Basic Pentatonic Sequences
Rather than performing scales purely ascending and descending, patterns can be created within them to produce repeating sequences. These sequences have a cascading effect that can be used in improvisation. Most are constructed by following the same pattern of intervals from each scale degree. For instance, a sequence built of three ascending steps in C major would proceed C-D-E, D-E-F-, E-F-G, etc.

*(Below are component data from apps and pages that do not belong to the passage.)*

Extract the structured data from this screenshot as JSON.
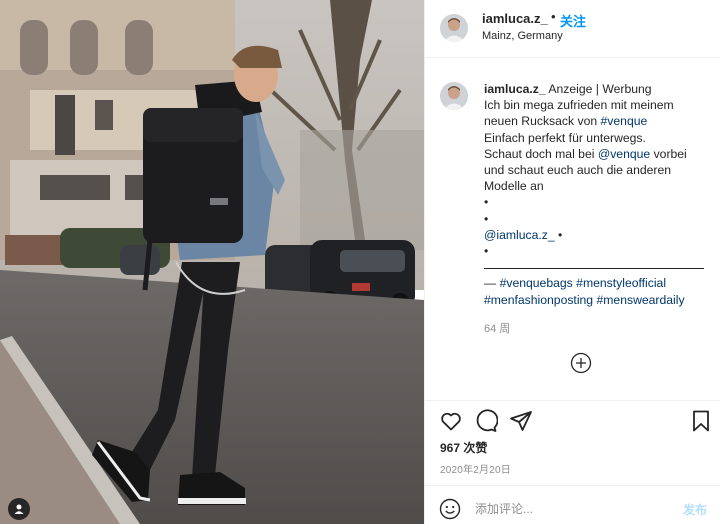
{
  "post": {
    "username": "iamluca.z_",
    "location": "Mainz, Germany",
    "header_dot": "•",
    "follow_label": "关注"
  },
  "caption": {
    "username": "iamluca.z_",
    "line1_text": " Anzeige | Werbung",
    "line2": "Ich bin mega zufrieden mit meinem",
    "line3_text": "neuen Rucksack von ",
    "line3_tag": "#venque",
    "line4": "Einfach perfekt für unterwegs.",
    "line5_text": "Schaut doch mal bei ",
    "line5_mention": "@venque",
    "line5_rest": " vorbei",
    "line6": "und schaut euch auch die anderen",
    "line7": "Modelle an",
    "bullet": "•",
    "mention_self": "@iamluca.z_",
    "mention_self_suffix": " •",
    "tag_prefix": "— ",
    "tags_line1": [
      "#venquebags",
      "#menstyleofficial"
    ],
    "tags_line2": [
      "#menfashionposting",
      "#mensweardaily"
    ],
    "time_ago": "64 周"
  },
  "actions": {
    "icons": [
      "heart-icon",
      "comment-icon",
      "share-icon",
      "bookmark-icon"
    ],
    "likes": "967 次赞",
    "date": "2020年2月20日"
  },
  "comment": {
    "placeholder": "添加评论...",
    "post_label": "发布"
  },
  "colors": {
    "link": "#00376b",
    "follow": "#0095f6",
    "post_disabled": "#b2dffc",
    "muted": "#8e8e8e",
    "text": "#262626"
  }
}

There are a handful of common sequences that are best to memorize for use in any scale. For simplicity’s sake, we will first learn these sequences using pentatonic scales. They are shown here in the A minor pentatonic scale in fifth position. After learning each sequence, apply it to all five patterns of the pentatonic scale, and in all twelve keys. You can also practice each sequence using hammer-ons and pull-offs for pitches on the same string. Once a pattern is under your fingers, begin using it to improvise, spending a minute or two on each pentatonic shape.